» WHAT IS REQUIRED: What you return must match the entries word for word, minus the pictures.

** SOURCE DATA follows **

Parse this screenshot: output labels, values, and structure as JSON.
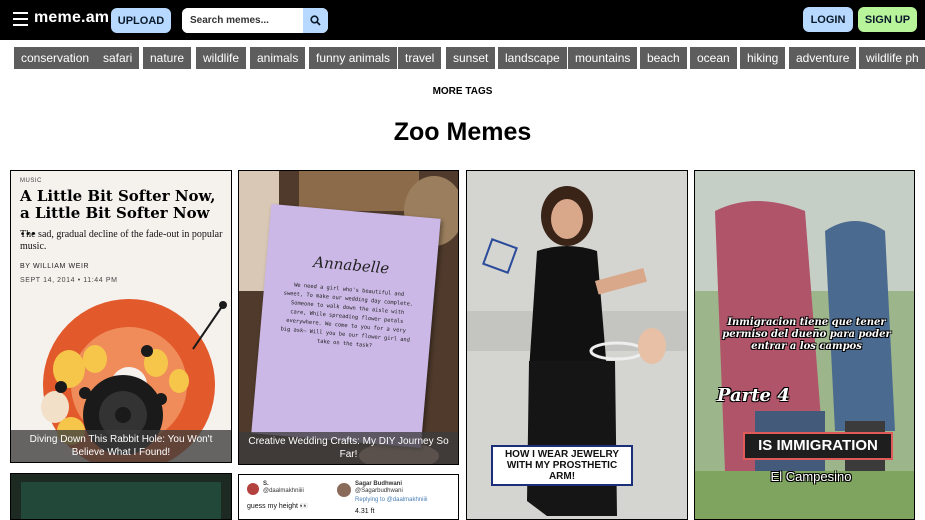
{
  "header": {
    "logo": "meme.am",
    "upload_label": "UPLOAD",
    "search_placeholder": "Search memes...",
    "login_label": "LOGIN",
    "signup_label": "SIGN UP"
  },
  "tags": [
    "conservation",
    "safari",
    "nature",
    "wildlife",
    "animals",
    "funny animals",
    "travel",
    "sunset",
    "landscape",
    "mountains",
    "beach",
    "ocean",
    "hiking",
    "adventure",
    "wildlife ph"
  ],
  "more_tags_label": "MORE TAGS",
  "page_title": "Zoo Memes",
  "cards": {
    "article": {
      "category": "MUSIC",
      "title": "A Little Bit Softer Now, a Little Bit Softer Now ...",
      "subtitle": "The sad, gradual decline of the fade-out in popular music.",
      "byline": "BY WILLIAM WEIR",
      "date": "SEPT 14, 2014 • 11:44 PM",
      "caption": "Diving Down This Rabbit Hole: You Won't Believe What I Found!"
    },
    "wedding": {
      "name": "Annabelle",
      "poem": "We need a girl who's beautiful and sweet, To make our wedding day complete. Someone to walk down the aisle with care, While spreading flower petals everywhere. We come to you for a very big ask– Will you be our flower girl and take on the task?",
      "caption": "Creative Wedding Crafts: My DIY Journey So Far!"
    },
    "jewelry": {
      "banner": "HOW I WEAR JEWELRY WITH MY PROSTHETIC ARM!"
    },
    "immigration": {
      "line1": "Inmigracion tiene que tener permiso del dueño para poder entrar a los campos",
      "line2": "Parte 4",
      "line3": "IS IMMIGRATION",
      "line4": "El Campesino"
    },
    "tweet": {
      "user1": "S.",
      "handle1": "@daalmakhniiii",
      "text1": "guess my height 👀",
      "user2": "Sagar Budhwani",
      "handle2": "@Sagarbudhwani",
      "reply": "Replying to @daalmakhniiii",
      "text2": "4.31 ft"
    }
  },
  "colors": {
    "header_bg": "#000000",
    "upload_btn": "#b7d9ff",
    "signup_btn": "#b8f49a",
    "tag_bg": "#5d5d5d"
  }
}
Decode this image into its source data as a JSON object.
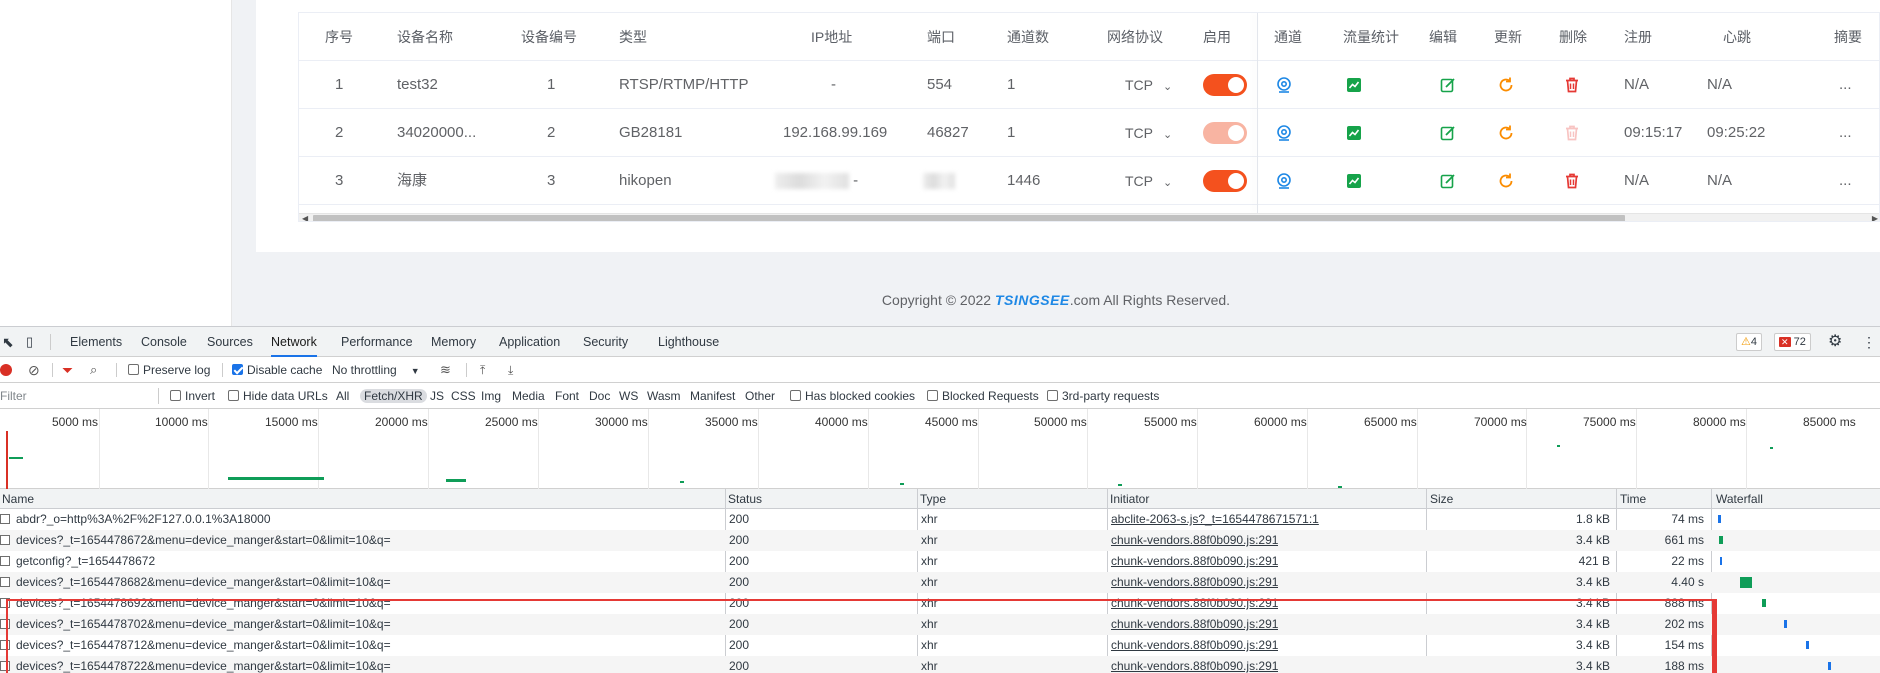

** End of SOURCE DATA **

» EXERCISE OUTPUT:
Parse this screenshot: output labels, values, and structure as JSON.
{
  "header": {
    "logo": "meme.am",
    "upload_label": "UPLOAD",
    "search_placeholder": "Search memes...",
    "login_label": "LOGIN",
    "signup_label": "SIGN UP"
  },
  "tags": [
    "conservation",
    "safari",
    "nature",
    "wildlife",
    "animals",
    "funny animals",
    "travel",
    "sunset",
    "landscape",
    "mountains",
    "beach",
    "ocean",
    "hiking",
    "adventure",
    "wildlife ph"
  ],
  "more_tags_label": "MORE TAGS",
  "page_title": "Zoo Memes",
  "cards": {
    "article": {
      "category": "MUSIC",
      "title": "A Little Bit Softer Now, a Little Bit Softer Now ...",
      "subtitle": "The sad, gradual decline of the fade-out in popular music.",
      "byline": "BY WILLIAM WEIR",
      "date": "SEPT 14, 2014 • 11:44 PM",
      "caption": "Diving Down This Rabbit Hole: You Won't Believe What I Found!"
    },
    "wedding": {
      "name": "Annabelle",
      "poem": "We need a girl who's beautiful and sweet, To make our wedding day complete. Someone to walk down the aisle with care, While spreading flower petals everywhere. We come to you for a very big ask– Will you be our flower girl and take on the task?",
      "caption": "Creative Wedding Crafts: My DIY Journey So Far!"
    },
    "jewelry": {
      "banner": "HOW I WEAR JEWELRY WITH MY PROSTHETIC ARM!"
    },
    "immigration": {
      "line1": "Inmigracion tiene que tener permiso del dueño para poder entrar a los campos",
      "line2": "Parte 4",
      "line3": "IS IMMIGRATION",
      "line4": "El Campesino"
    },
    "tweet": {
      "user1": "S.",
      "handle1": "@daalmakhniiii",
      "text1": "guess my height 👀",
      "user2": "Sagar Budhwani",
      "handle2": "@Sagarbudhwani",
      "reply": "Replying to @daalmakhniiii",
      "text2": "4.31 ft"
    }
  },
  "colors": {
    "header_bg": "#000000",
    "upload_btn": "#b7d9ff",
    "signup_btn": "#b8f49a",
    "tag_bg": "#5d5d5d"
  }
}
Decode this image into its source data as a JSON object.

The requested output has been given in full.